I am intrigued and gratified by the outcries of victory (and/or defeat) from the 2016 election results. Intrigued- that we are quick to find answers which support our side and Gratified- that we live in a country where it is okay to differ.
Why am I intrigued? If both sides can’t be right; then neither is wrong. What gives then? We must be bringing our individual perspectives to how we view the world. What if we could place ourselves in someone else’s shoes? I suggest we can do this by looking internally first. Do we pick the side of justice we stand on even as the currents of change alter direction? I might ask myself: was I okay with the findings of the FBI as the email issues were dismissed to then be frustrated when they were opened again? To then be happy they were dismissed a second time… What changed? Nothing more than the side that was thought to be harmed. This is one of many examples we can use to see how our decisions are made.
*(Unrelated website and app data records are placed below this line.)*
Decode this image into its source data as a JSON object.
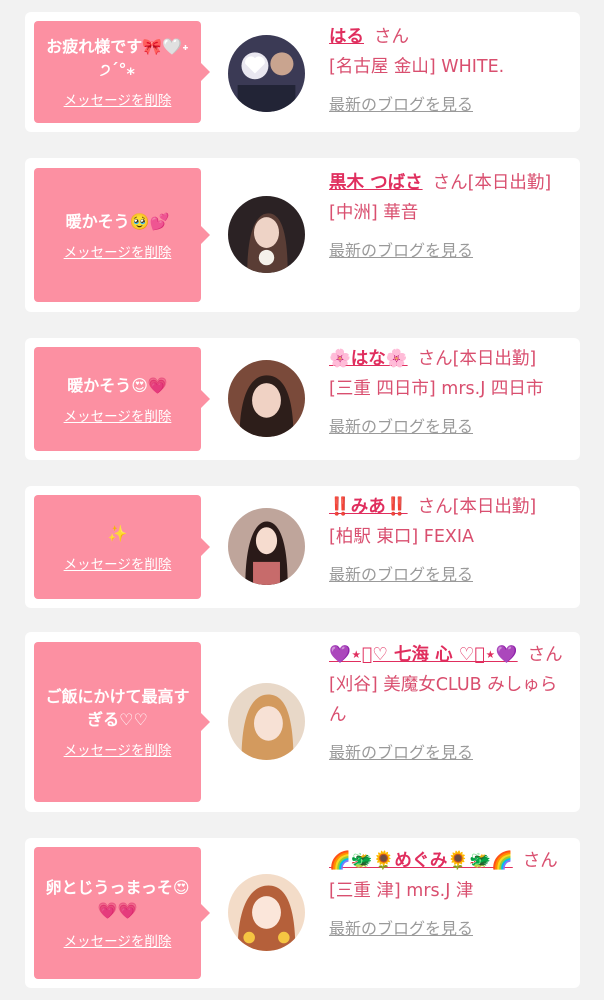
{
  "colors": {
    "page_background": "#f2f2f2",
    "bubble": "#fc90a2",
    "name": "#e02e5e",
    "text": "#d94f6f",
    "link_gray": "#9a9a9a"
  },
  "delete_label": "メッセージを削除",
  "blog_label": "最新のブログを見る",
  "items": [
    {
      "message": "お疲れ様です🎀🤍˖ ੭ˊ°⁎",
      "name": "はる",
      "honorific": "さん",
      "status": "",
      "shop": "[名古屋 金山] WHITE."
    },
    {
      "message": "暖かそう🥹💕",
      "name": "黒木 つばさ",
      "honorific": "さん",
      "status": "[本日出勤]",
      "shop": "[中洲] 華音"
    },
    {
      "message": "暖かそう😍💗",
      "name": "🌸はな🌸",
      "honorific": "さん",
      "status": "[本日出勤]",
      "shop": "[三重 四日市] mrs.J 四日市"
    },
    {
      "message": "✨",
      "name": "‼️みあ‼️",
      "honorific": "さん",
      "status": "[本日出勤]",
      "shop": "[柏駅 東口] FEXIA"
    },
    {
      "message": "ご飯にかけて最高すぎる♡♡",
      "name": "💜⋆͛♡ 七海 心 ♡͛⋆💜",
      "honorific": "さん",
      "status": "",
      "shop": "[刈谷] 美魔女CLUB みしゅらん"
    },
    {
      "message": "卵とじうっまっそ😍💗💗",
      "name": "🌈🐲🌻めぐみ🌻🐲🌈",
      "honorific": "さん",
      "status": "",
      "shop": "[三重 津] mrs.J 津"
    }
  ]
}
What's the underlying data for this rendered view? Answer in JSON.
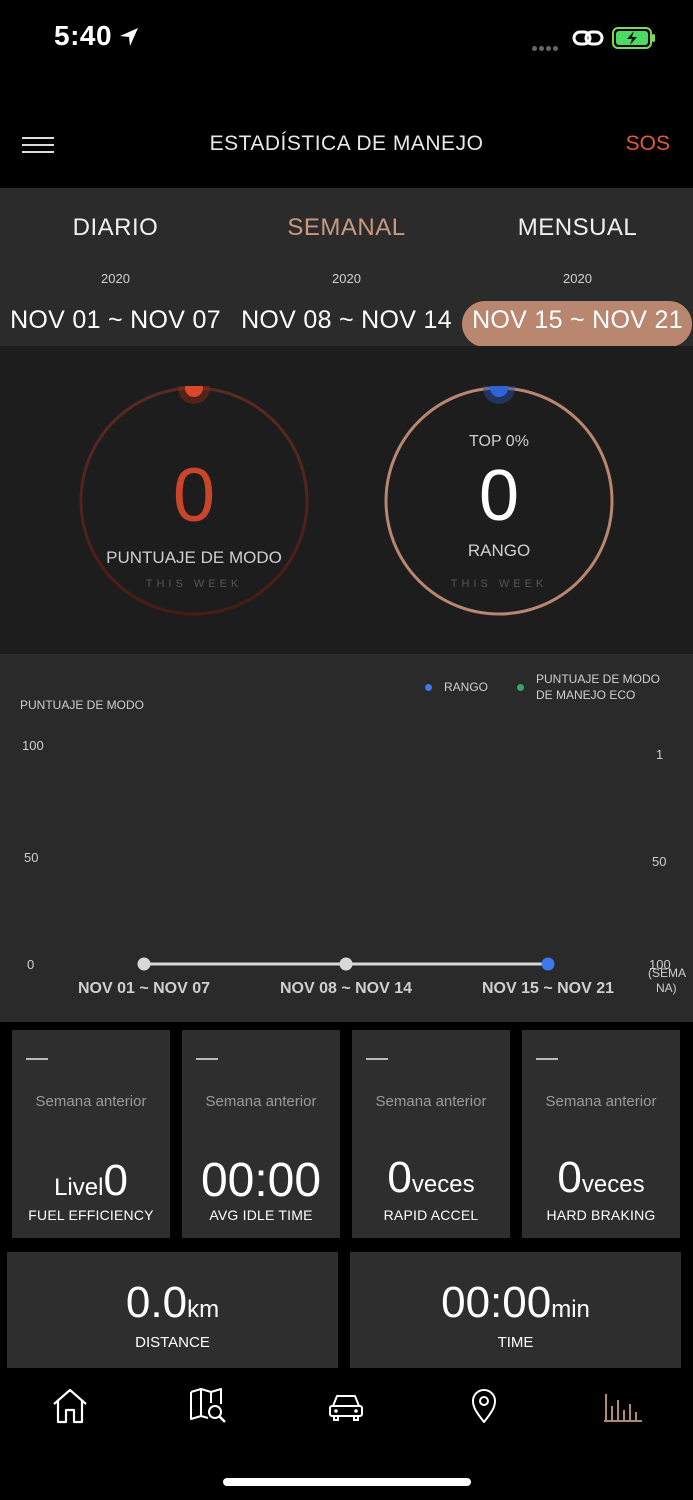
{
  "status_bar": {
    "time": "5:40"
  },
  "header": {
    "title": "ESTADÍSTICA DE MANEJO",
    "sos_label": "SOS"
  },
  "tabs": [
    {
      "label": "DIARIO",
      "year": "2020",
      "range": "NOV 01 ~ NOV 07"
    },
    {
      "label": "SEMANAL",
      "year": "2020",
      "range": "NOV 08 ~ NOV 14"
    },
    {
      "label": "MENSUAL",
      "year": "2020",
      "range": "NOV 15 ~ NOV 21"
    }
  ],
  "active_tab": "SEMANAL",
  "selected_range": "NOV 15 ~ NOV 21",
  "gauges": {
    "mode_score": {
      "value": "0",
      "label": "PUNTUAJE DE MODO",
      "caption": "THIS WEEK",
      "color": "#c8442a"
    },
    "rank": {
      "top": "TOP 0%",
      "value": "0",
      "label": "RANGO",
      "caption": "THIS WEEK",
      "color": "#2f64d8"
    }
  },
  "chart": {
    "legend": [
      {
        "label": "RANGO",
        "color": "#3d78f0"
      },
      {
        "label_line1": "PUNTUAJE DE MODO",
        "label_line2": "DE MANEJO ECO",
        "color": "#3aa56a"
      }
    ],
    "ylabel_left": "PUNTUAJE DE MODO",
    "left_ticks": [
      "100",
      "50",
      "0"
    ],
    "right_ticks": [
      "1",
      "50",
      "100"
    ],
    "right_unit_line1": "(SEMA",
    "right_unit_line2": "NA)"
  },
  "chart_data": {
    "type": "line",
    "categories": [
      "NOV 01 ~ NOV 07",
      "NOV 08 ~ NOV 14",
      "NOV 15 ~ NOV 21"
    ],
    "series": [
      {
        "name": "PUNTUAJE DE MODO DE MANEJO ECO",
        "values": [
          0,
          0,
          0
        ]
      }
    ],
    "selected_index": 2,
    "ylabel": "PUNTUAJE DE MODO",
    "ylim": [
      0,
      100
    ],
    "y2lim": [
      1,
      100
    ]
  },
  "stats": [
    {
      "dash": "—",
      "sub": "Semana anterior",
      "prefix": "Livel",
      "value": "0",
      "suffix": "",
      "label": "FUEL EFFICIENCY"
    },
    {
      "dash": "—",
      "sub": "Semana anterior",
      "prefix": "",
      "value": "00:00",
      "suffix": "",
      "label": "AVG IDLE TIME"
    },
    {
      "dash": "—",
      "sub": "Semana anterior",
      "prefix": "",
      "value": "0",
      "suffix": "veces",
      "label": "RAPID ACCEL"
    },
    {
      "dash": "—",
      "sub": "Semana anterior",
      "prefix": "",
      "value": "0",
      "suffix": "veces",
      "label": "HARD BRAKING"
    }
  ],
  "totals": [
    {
      "value": "0.0",
      "unit": "km",
      "label": "DISTANCE"
    },
    {
      "value": "00:00",
      "unit": "min",
      "label": "TIME"
    }
  ],
  "bottom_nav": [
    {
      "icon": "home-icon"
    },
    {
      "icon": "map-search-icon"
    },
    {
      "icon": "car-icon"
    },
    {
      "icon": "location-pin-icon"
    },
    {
      "icon": "statistics-icon",
      "active": true
    }
  ],
  "colors": {
    "accent": "#c99a80",
    "sos": "#e05a3c",
    "pill": "#b98670"
  }
}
I am as guilty as the next in allowing some partiality into my thought processes.
Where I typically come to terms with my bias is when someone I respect shares a differing opinion and I listen. The other night I was discussing the failure of leadership in what was being displayed in the WikiLeaks emails. A question was asked of me, “Do you think the pains of disclosures would be limited to one group?” Knowing the sincerity of the person asking—I dug into my heart—and realized no; they certainly are not. I too know that we have very good—often well founded—reasons for our views. Not one of us has the exclusive on knowledge nor are we readily able to see the unintended consequences of decisions. This is why collective thought (often incorporating the life experiences of others who have lived differently than us) and concession creates the greatest good. We are at our best when all sides are considered, debate taken, and compromises made.
Is there a protection in our Constitution against our selfish desires? I argue the Electoral College may be a critical tool wisely selected to shelter us from ourselves.
We are a Republic not a Democracy. A Republic is a form of government where power sits within the elected leaders who are chosen to represent the citizens. A Democracy is rule of the majority. I think our founders wanted to protect against “majority rule” knowing the likely results would be that power would then reside in populated regions (large metropolitan areas). The Electoral College is merely one safeguard against this; the other is the Senate (arguably the Supreme Court as well). Each state is granted a voice where Montana has footing in elections even though California has nearly 37.9 times more citizens. For me it is not a leap of faith to suggest someone who has issues with the Electoral College, then has by default a problem with the Senate as well. It too may have been established in our founding fathers belief that one day large groups could be mobilized through persuasion (good or bad depending on the view) by tools such as the media.
The separation of power isn’t limited to representation but includes three branches of government and states’ rights. Our success in maintaining balance and support in the voice of the people is satisfied among other things through the Electoral College. Presidential candidates seek the backing of the entire nation providing consistency in our country. Imagine the arguments we would be having if only the votes of the coastal areas mattered.
If our founders wanted a Democracy they could have created one. To change a critical protection provided in our Constitution against becoming anything short of a Republic is the Electoral College; I say keep it!
If you have issues; please ask yourself if it is the result of the election or at least argue the value of changing our form of government which has proven itself to the world…